The solution we came up with was to train a neural network using cross-validation, as we did for the classification problem, but this time we would just compare the model prediction with the initial annotation for the entire image. For that purpose, we would calculate a metric of how close the two annotations are based on the comparison and rank all the images according to this metric. Having a very low metric would mean that the annotations are not similar and, thus that there is a higher chance of the original annotation being wrong.
We would then be interested in the images with the lowest values of the metric and we prioritize them for the Review process. Contrary to the solution for classification, we do not identify an exact set of images that are likely to be miss-labeled, but we order all the images with decreasing priority. Once the algorithm is finished, it would be very easy for the reviewer to first see the prioritized images in the Kili platform.
We first separate all the images into 4 folds for cross validation. Next, for each fold the model is trained using the YOLOv5 framework with a pre-trained model and by applying transfer learning. Once the training is finished, the model creates predictions and calculates the metric for each image in the test set (the fourth fold that was not used for training and validation).

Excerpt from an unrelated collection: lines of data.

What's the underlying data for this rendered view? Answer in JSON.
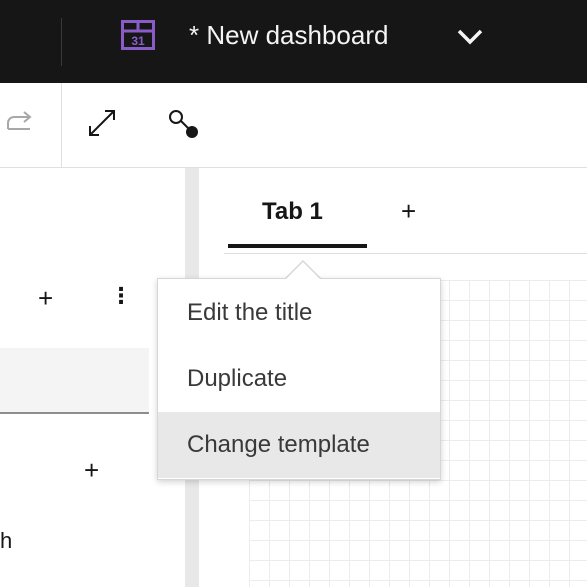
{
  "header": {
    "title": "* New dashboard",
    "icons": [
      "dashboard-icon",
      "chevron-down-icon"
    ]
  },
  "toolbar": {
    "icons": [
      "redo-icon",
      "fullscreen-icon",
      "connect-icon"
    ]
  },
  "tabs": [
    {
      "label": "Tab 1",
      "selected": true
    }
  ],
  "tab_add_label": "+",
  "left_panel": {
    "add_label": "+",
    "more_label": "⋮",
    "second_add_label": "+",
    "partial_text": "h"
  },
  "context_menu": {
    "items": [
      {
        "label": "Edit the title"
      },
      {
        "label": "Duplicate"
      },
      {
        "label": "Change template",
        "hovered": true
      }
    ]
  },
  "colors": {
    "header_bg": "#161616",
    "menu_hover": "#e8e8e8",
    "accent_icon": "#8a5cc7"
  }
}
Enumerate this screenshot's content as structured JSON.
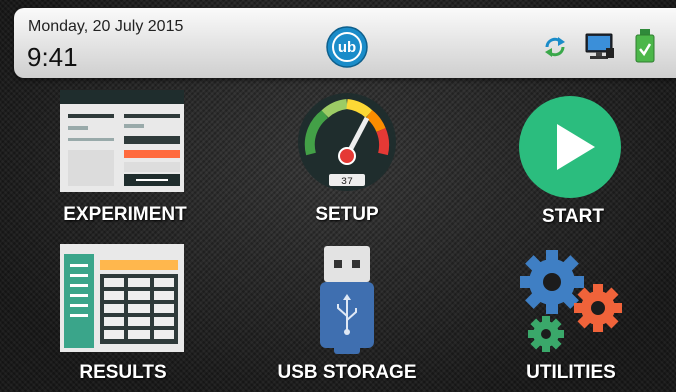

The most used metric in research currently is COCO mAP (or mean average precision) and it was introduced by the creators of the COCO (Common Objects in Context) dataset. The main criterion for computing this metric is IoU (or Intersection over Union) and it measures the overlap of two bounding boxes :
Figure 2: Image representation of the Intersection over Union

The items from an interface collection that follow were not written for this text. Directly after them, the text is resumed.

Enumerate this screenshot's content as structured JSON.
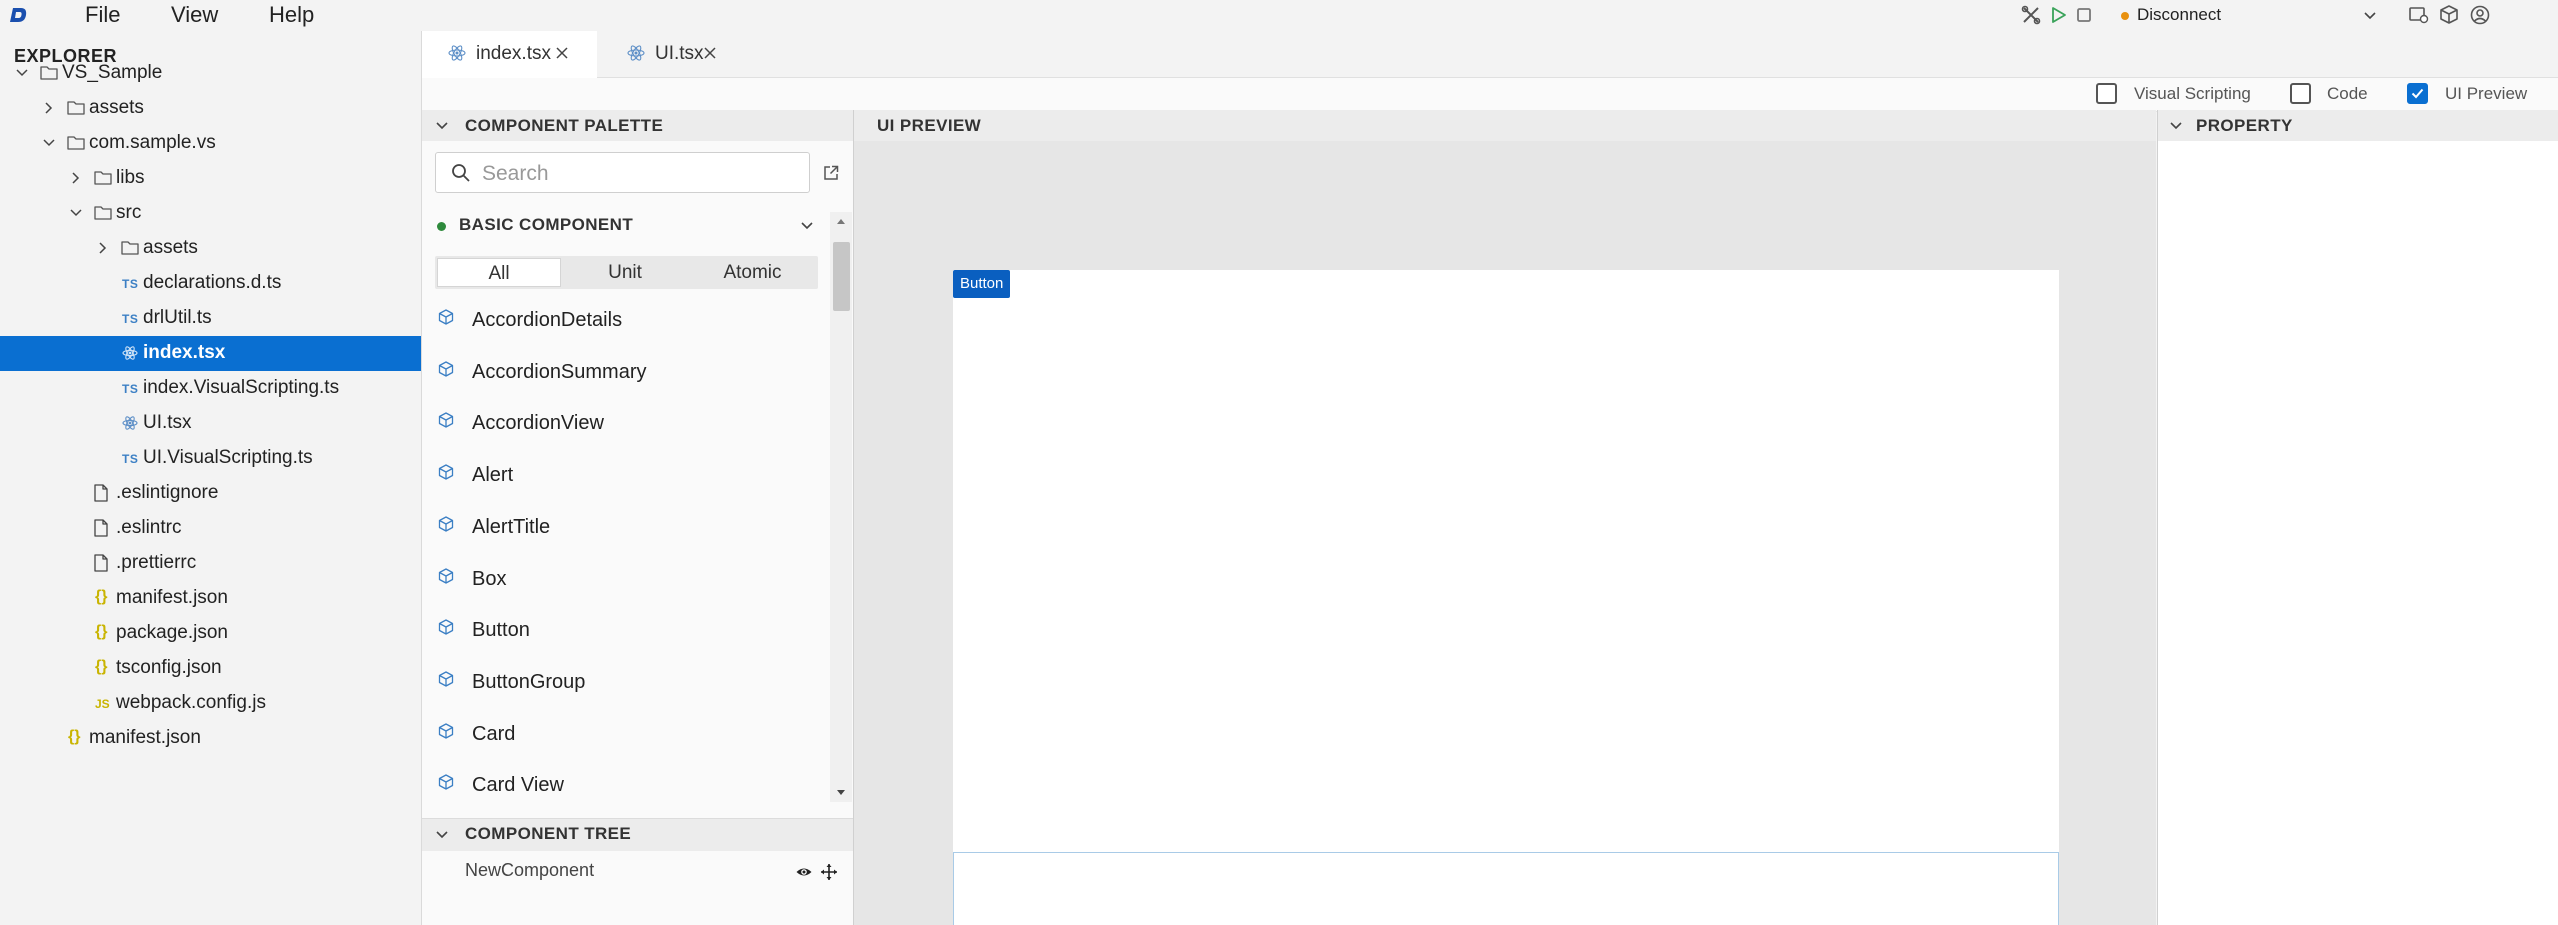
{
  "menubar": {
    "logo": "D",
    "items": [
      "File",
      "View",
      "Help"
    ],
    "toolbar_icons": [
      "tools-icon",
      "play-icon",
      "stop-icon"
    ],
    "connection": {
      "label": "Disconnect",
      "status_color": "#e8900e"
    },
    "right_icons": [
      "device-icon",
      "package-icon",
      "account-icon"
    ]
  },
  "explorer": {
    "title": "EXPLORER",
    "tree": [
      {
        "label": "VS_Sample",
        "type": "folder",
        "expanded": true,
        "depth": 0
      },
      {
        "label": "assets",
        "type": "folder",
        "expanded": false,
        "depth": 1
      },
      {
        "label": "com.sample.vs",
        "type": "folder",
        "expanded": true,
        "depth": 1
      },
      {
        "label": "libs",
        "type": "folder",
        "expanded": false,
        "depth": 2
      },
      {
        "label": "src",
        "type": "folder",
        "expanded": true,
        "depth": 2
      },
      {
        "label": "assets",
        "type": "folder",
        "expanded": false,
        "depth": 3
      },
      {
        "label": "declarations.d.ts",
        "type": "ts",
        "depth": 3
      },
      {
        "label": "drlUtil.ts",
        "type": "ts",
        "depth": 3
      },
      {
        "label": "index.tsx",
        "type": "react",
        "depth": 3,
        "selected": true
      },
      {
        "label": "index.VisualScripting.ts",
        "type": "ts",
        "depth": 3
      },
      {
        "label": "UI.tsx",
        "type": "react",
        "depth": 3
      },
      {
        "label": "UI.VisualScripting.ts",
        "type": "ts",
        "depth": 3
      },
      {
        "label": ".eslintignore",
        "type": "file",
        "depth": 2
      },
      {
        "label": ".eslintrc",
        "type": "file",
        "depth": 2
      },
      {
        "label": ".prettierrc",
        "type": "file",
        "depth": 2
      },
      {
        "label": "manifest.json",
        "type": "json",
        "depth": 2
      },
      {
        "label": "package.json",
        "type": "json",
        "depth": 2
      },
      {
        "label": "tsconfig.json",
        "type": "json",
        "depth": 2
      },
      {
        "label": "webpack.config.js",
        "type": "js",
        "depth": 2
      },
      {
        "label": "manifest.json",
        "type": "json",
        "depth": 1
      }
    ]
  },
  "tabs": [
    {
      "label": "index.tsx",
      "active": true
    },
    {
      "label": "UI.tsx",
      "active": false
    }
  ],
  "modes": [
    {
      "label": "Visual Scripting",
      "checked": false
    },
    {
      "label": "Code",
      "checked": false
    },
    {
      "label": "UI Preview",
      "checked": true
    }
  ],
  "palette": {
    "title": "COMPONENT PALETTE",
    "search_placeholder": "Search",
    "section": "BASIC COMPONENT",
    "filters": [
      "All",
      "Unit",
      "Atomic"
    ],
    "components": [
      "AccordionDetails",
      "AccordionSummary",
      "AccordionView",
      "Alert",
      "AlertTitle",
      "Box",
      "Button",
      "ButtonGroup",
      "Card",
      "Card View"
    ]
  },
  "component_tree": {
    "title": "COMPONENT TREE",
    "items": [
      "NewComponent"
    ]
  },
  "preview": {
    "title": "UI PREVIEW",
    "selected_tag": "Button"
  },
  "property": {
    "title": "PROPERTY"
  },
  "colors": {
    "accent": "#0a6fd1",
    "selection_tag": "#0a5fc0",
    "ts_badge": "#3b7fc4",
    "json_badge": "#c9b400",
    "section_dot": "#2e8a3c",
    "connection_dot": "#e8900e"
  }
}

A prediction is considered correct if it has a value of mAP greater than a certain threshold - usually this threshold was 0.5 (for example for the PASCAL VOC metric), but COCO introduced a new metric that calculates the average precision using different thresholds ranging from 0.5 to 0.95 with steps of 0.05 and then returns the average of all these precisions. This is useful to reward models that give predictions closer to the ground truth in terms of localization.
In order to test this algorithm, we created a small dataset consisting of 250 images of forklifts, with the forklift being the single object class. We annotated all the images ourselves and for 15 out of 250, we created erroneous annotations, hoping that they will have the lowest metrics in the end and they will be prioritized for review.
Figure 3: Example of images in the created dataset
We then launched our algorithm, which, in the end, updated the priority value of each image in the Kili project. Out of the 17 most prioritized images, 13 were with erroneous labels, which proves that this has indeed helped us to find the errors in our annotated images faster. Thanks to this, the reviewer would not need to look at all the images in the dataset but only at a subset until seeing that the rest of the annotated images are good enough.
Figure 4: The five most prioritized images by the algorithm
This research was the first exploration of the problem, and it gave very promising results, but the biggest problem was the time it took to get results. For the dataset of 250 images, by using Google Colab Pro and thus the best GPUs, the whole process took around 2 hours (training each fold for 100 epochs and taking a pre-trained network yolov5n, which is the smallest network provided by YOLOv5). The main issue is the fact that we use cross-validation and thus, we train the same network four times to get precise results for each fold.
Without taking the time into account, we also need to see how this approach would work when having many classes since we would need to decide if the metric should be calculated as the mean between all classes or if a weighted mean should be used depending on the number of objects of each class.
To conclude, further research is needed to create a solution that would be optimal, and that would be possible to use for all projects. We will continue working on the subject and will try to find a simpler and less time-consuming solution.
 Daniel Bolya, Sean Foley, James Hays, and Judy Hoffman. Tide: A general toolbox for identifying object detection errors, 2020.